By JOHN AGER, Consultant & Master Trainer, Kepner-Tregoe Inc.
This is part two of a two-part piece. Part one can be found here.
A good investigation leads to true cause. When people in your organization conduct investigations:
- How often do they get to true cause?
- How much time is spent gathering relevant data vs. documenting speculations?
- How well do their investigations explain the logic used to determine cause?
Problem analysis is finding the root cause of deviations, and investigating the cause or causes of failure. When something goes wrong, the question is, why? Problem analysis provides a powerful logic for understanding the root cause of performance deviations. Corrective action that drives business value rests upon a foundation comprised of an effective, systematic logic for finding root cause.
Approvals should be based on clear criteria and support the performance system. When people in your organization present investigations for approval:
- How many review cycles are required for approval?
- What information is provided to investigators to help them improve their investigations?
- How are people encouraged to complete thorough investigations?
Kepner-Tregoe’s approach to managing performance is based on the experiences of effective leaders who know that setting clear expectations for performance — and then helping employees achieve that performance — are the keys to sustaining a competitive advantage. The approach centers on a five-component model (situation, performer, response, consequences and feedback) that has been consistently re-validated since its inception and provides a practical, useful framework for understanding human performance.
A good CAPA is the best-balanced CAPA chosen to meet the detailed needs of the specific non-conformance. When people in your organization recommend CAPAs:
- How often do CAPAs provide actions to remove true cause?
- How often do CAPAs recommend actions to prevent re-occurrence?
- How often do the recommendations address any risk associated with the CAPA?
Decision analysis is selecting the best solution for the deviation by making choices between alternative corrective actions. It is also concerned with selecting the action that best meets agreed performance objectives, while managing the risks attendant to any change. Alternative actions may be known, or a new solution must sometimes be created. Senior management is often involved in sanctioning the actions that are adopted.
There are two important aspects to implementation: prioritization and scope management by the leadership team, and then effective implantation by the project team.
When people in your organization implement CAPAs:
- How well/often are CAPAs delivered on time, on cost and on performance?
- How often do CAPAs overlap?
- How often does scope change?
Project management utilizes resources wisely to implement value-added change. A good plan provides objectives that decision-makers can use to prioritize changes and identify overlapping changes.
Potential Problem Analysis is avoiding risks inherent in the solution and anticipating risks that may arise from implementing a corrective action and planning appropriate action before they become reality.
As with investigation approvals, CAPA approvals should be based on clear criteria and support the performance system.
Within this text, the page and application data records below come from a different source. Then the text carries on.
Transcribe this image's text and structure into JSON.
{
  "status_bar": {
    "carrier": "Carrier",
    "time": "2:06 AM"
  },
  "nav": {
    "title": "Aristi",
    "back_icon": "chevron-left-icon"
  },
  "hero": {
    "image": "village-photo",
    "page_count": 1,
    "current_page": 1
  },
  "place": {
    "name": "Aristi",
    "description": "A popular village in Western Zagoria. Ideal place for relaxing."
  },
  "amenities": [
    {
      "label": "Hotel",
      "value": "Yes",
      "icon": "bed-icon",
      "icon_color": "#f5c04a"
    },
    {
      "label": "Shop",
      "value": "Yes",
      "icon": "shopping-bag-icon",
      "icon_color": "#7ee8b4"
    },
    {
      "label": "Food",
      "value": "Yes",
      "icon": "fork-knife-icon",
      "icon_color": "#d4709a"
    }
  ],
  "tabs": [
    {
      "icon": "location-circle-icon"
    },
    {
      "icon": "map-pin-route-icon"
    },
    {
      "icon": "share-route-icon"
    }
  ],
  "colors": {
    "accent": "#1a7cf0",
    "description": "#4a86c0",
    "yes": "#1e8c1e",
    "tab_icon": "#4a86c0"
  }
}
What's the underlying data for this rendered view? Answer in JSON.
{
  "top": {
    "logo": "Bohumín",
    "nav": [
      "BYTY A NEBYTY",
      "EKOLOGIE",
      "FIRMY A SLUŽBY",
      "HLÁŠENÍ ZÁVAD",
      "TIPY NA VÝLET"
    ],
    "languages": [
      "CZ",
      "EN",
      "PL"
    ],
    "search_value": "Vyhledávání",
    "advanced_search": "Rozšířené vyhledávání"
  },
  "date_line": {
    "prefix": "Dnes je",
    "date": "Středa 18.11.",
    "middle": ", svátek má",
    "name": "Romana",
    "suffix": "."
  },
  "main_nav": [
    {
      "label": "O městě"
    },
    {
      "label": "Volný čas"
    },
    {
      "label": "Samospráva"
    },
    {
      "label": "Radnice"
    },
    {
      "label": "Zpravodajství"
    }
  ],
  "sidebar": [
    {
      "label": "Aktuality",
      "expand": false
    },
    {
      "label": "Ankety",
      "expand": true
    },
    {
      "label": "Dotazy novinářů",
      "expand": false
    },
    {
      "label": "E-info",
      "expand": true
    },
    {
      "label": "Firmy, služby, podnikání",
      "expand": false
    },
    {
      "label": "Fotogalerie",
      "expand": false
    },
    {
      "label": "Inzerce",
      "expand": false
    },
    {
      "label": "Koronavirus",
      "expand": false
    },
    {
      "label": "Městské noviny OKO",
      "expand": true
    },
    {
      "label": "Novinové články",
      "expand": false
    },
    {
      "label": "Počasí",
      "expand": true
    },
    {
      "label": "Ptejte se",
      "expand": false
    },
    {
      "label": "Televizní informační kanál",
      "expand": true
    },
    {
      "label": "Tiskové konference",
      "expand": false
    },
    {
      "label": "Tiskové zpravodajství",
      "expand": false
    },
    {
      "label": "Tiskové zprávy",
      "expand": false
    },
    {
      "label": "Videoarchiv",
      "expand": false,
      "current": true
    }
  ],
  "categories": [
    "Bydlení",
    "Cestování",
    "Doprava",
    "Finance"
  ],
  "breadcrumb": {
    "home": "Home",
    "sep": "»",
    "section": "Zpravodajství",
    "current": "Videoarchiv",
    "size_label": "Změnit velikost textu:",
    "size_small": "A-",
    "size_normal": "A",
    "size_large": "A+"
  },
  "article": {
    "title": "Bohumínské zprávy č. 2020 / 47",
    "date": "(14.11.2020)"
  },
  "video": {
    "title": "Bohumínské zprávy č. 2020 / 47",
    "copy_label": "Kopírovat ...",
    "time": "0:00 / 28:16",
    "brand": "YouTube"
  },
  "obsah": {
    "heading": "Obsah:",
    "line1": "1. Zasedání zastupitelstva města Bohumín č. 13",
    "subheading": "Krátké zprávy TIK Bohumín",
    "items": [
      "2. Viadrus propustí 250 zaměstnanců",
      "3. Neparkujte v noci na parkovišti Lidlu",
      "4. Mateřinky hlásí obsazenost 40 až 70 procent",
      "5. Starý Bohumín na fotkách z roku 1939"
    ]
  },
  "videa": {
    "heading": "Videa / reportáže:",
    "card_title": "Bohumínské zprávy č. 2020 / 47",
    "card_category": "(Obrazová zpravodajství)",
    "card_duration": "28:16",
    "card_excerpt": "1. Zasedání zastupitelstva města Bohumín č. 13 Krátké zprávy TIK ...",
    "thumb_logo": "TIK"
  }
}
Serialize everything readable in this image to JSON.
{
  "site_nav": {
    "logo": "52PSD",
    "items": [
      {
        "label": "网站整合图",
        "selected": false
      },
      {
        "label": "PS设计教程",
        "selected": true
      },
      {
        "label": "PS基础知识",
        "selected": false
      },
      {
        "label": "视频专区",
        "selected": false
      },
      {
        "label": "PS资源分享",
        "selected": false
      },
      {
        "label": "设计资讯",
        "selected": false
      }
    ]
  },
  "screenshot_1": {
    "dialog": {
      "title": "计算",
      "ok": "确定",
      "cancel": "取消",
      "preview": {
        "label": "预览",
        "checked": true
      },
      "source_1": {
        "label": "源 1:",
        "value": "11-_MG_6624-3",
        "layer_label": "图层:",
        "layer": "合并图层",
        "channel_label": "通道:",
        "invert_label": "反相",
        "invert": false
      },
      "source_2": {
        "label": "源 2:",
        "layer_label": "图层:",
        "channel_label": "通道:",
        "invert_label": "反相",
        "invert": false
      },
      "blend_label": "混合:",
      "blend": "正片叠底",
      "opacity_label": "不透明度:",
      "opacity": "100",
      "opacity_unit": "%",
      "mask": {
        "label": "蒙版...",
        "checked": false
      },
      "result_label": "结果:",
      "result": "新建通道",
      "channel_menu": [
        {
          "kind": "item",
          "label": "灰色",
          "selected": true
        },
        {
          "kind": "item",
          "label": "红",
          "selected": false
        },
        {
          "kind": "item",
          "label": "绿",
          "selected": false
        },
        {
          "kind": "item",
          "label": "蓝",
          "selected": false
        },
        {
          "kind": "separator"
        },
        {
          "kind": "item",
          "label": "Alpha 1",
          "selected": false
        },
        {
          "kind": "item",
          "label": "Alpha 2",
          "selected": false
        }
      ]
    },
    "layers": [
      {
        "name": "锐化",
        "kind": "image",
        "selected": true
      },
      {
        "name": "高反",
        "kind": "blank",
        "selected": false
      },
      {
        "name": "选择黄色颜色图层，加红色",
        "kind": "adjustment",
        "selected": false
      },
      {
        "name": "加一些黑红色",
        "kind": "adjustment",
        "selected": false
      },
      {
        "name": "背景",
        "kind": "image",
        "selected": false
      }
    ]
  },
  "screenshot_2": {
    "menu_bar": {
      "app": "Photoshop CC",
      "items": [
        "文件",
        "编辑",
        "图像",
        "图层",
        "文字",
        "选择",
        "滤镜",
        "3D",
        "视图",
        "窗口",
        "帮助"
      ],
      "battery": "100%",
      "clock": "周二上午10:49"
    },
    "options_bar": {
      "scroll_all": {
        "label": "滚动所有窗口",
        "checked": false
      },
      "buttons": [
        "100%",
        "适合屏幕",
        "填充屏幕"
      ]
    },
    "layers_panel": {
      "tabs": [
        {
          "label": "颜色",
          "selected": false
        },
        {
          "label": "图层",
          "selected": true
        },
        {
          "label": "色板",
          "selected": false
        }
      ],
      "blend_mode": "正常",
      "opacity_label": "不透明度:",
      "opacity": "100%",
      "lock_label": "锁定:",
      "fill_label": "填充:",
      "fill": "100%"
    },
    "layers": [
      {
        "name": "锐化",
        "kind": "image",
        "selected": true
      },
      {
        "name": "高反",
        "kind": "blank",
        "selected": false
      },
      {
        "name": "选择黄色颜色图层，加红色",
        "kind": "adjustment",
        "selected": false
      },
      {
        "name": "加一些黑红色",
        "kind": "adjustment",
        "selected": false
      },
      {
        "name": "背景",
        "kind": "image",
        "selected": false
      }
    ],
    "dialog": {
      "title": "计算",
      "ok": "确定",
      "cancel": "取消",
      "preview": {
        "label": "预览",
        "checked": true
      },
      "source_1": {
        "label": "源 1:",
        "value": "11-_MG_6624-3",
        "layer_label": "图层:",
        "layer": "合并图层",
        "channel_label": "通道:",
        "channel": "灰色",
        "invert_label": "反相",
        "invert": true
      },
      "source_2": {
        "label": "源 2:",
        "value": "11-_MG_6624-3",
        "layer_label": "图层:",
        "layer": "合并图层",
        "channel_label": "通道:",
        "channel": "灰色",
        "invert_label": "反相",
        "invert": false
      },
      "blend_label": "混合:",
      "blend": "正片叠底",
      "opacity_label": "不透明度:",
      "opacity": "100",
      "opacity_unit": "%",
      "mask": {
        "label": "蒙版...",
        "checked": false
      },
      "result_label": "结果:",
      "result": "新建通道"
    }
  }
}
When investigations and CAPAs are closed:
- How well is efficacy confirmed?
- How well is ongoing monitoring established?
- How well are the efforts of team members appropriately acknowledged to encourage people to complete thorough investigations and implement appropriate CAPAs?
With acceptable standards in place, monitoring and reporting can compare planned performance with actual performance. Effective monitoring and reporting precisely specifies the nature of deviations, including their identity, location, timing and magnitude. In addition, information about distinctions between successful and unsuccessful production operations must be effectively documented. The critical objective is identifying, on a short interval basis, all meaningful deviations between planned and actual performance.